AFS Trinity Power Corporation today filed a patent for what they call an Extreme Hybrid™ car with an expected fuel economy
of 250 mpg. The car will be a plug-in hybrid
utilizing ultra-capacitors, run on gasoline or ethanol
, and will have competitive performance. The car is expected to have sufficient battery capacity to run solely of the electric motor for the average American's commute of approximately 40 miles. For longer trips, the Extreme Hybrid™ will work as a conventional hybrid vehicle
. The average American will only have to fill up their gas tank once every 10 weeks, but plugging in will be required on a daily basis. The car will have the ability to provide power back to the electrical network. The car is expected to be in the hands of fleet owners within two years, if sufficient funding is secured to develop the prototypes.

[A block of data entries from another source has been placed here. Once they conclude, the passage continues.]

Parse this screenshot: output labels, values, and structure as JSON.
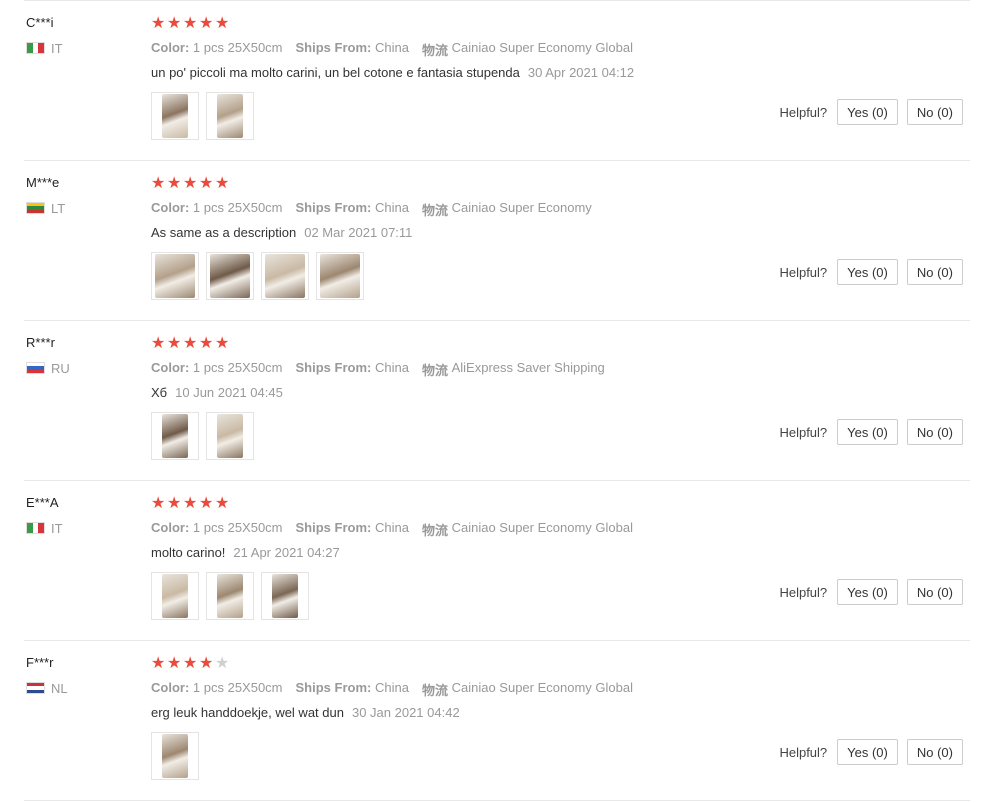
{
  "helpful_label": "Helpful?",
  "labels": {
    "color": "Color:",
    "ships_from": "Ships From:",
    "logistics": "物流"
  },
  "reviews": [
    {
      "user": "C***i",
      "country": "IT",
      "flag": "italy",
      "stars": 5,
      "color": "1 pcs 25X50cm",
      "ships_from": "China",
      "logistics": "Cainiao Super Economy Global",
      "comment": "un po' piccoli ma molto carini, un bel cotone e fantasia stupenda",
      "date": "30 Apr 2021 04:12",
      "photos": 2,
      "yes": "Yes (0)",
      "no": "No (0)"
    },
    {
      "user": "M***e",
      "country": "LT",
      "flag": "lithuania",
      "stars": 5,
      "color": "1 pcs 25X50cm",
      "ships_from": "China",
      "logistics": "Cainiao Super Economy",
      "comment": "As same as a description",
      "date": "02 Mar 2021 07:11",
      "photos": 4,
      "yes": "Yes (0)",
      "no": "No (0)"
    },
    {
      "user": "R***r",
      "country": "RU",
      "flag": "russia",
      "stars": 5,
      "color": "1 pcs 25X50cm",
      "ships_from": "China",
      "logistics": "AliExpress Saver Shipping",
      "comment": "Хб",
      "date": "10 Jun 2021 04:45",
      "photos": 2,
      "yes": "Yes (0)",
      "no": "No (0)"
    },
    {
      "user": "E***A",
      "country": "IT",
      "flag": "italy",
      "stars": 5,
      "color": "1 pcs 25X50cm",
      "ships_from": "China",
      "logistics": "Cainiao Super Economy Global",
      "comment": "molto carino!",
      "date": "21 Apr 2021 04:27",
      "photos": 3,
      "yes": "Yes (0)",
      "no": "No (0)"
    },
    {
      "user": "F***r",
      "country": "NL",
      "flag": "netherlands",
      "stars": 4,
      "color": "1 pcs 25X50cm",
      "ships_from": "China",
      "logistics": "Cainiao Super Economy Global",
      "comment": "erg leuk handdoekje, wel wat dun",
      "date": "30 Jan 2021 04:42",
      "photos": 1,
      "yes": "Yes (0)",
      "no": "No (0)"
    }
  ]
}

While I applaud the effort, one thing I would like to see with all the plug-in hybrids
is an honest mpg figure. It should be standard practice for every manufacturer of plug-in hybrids to account for the amount of electricity taken from the grid by calculating
a fuel equivalent energy consumption. From a bigger picture perspective, where is all the electricity going to come from to power our cars?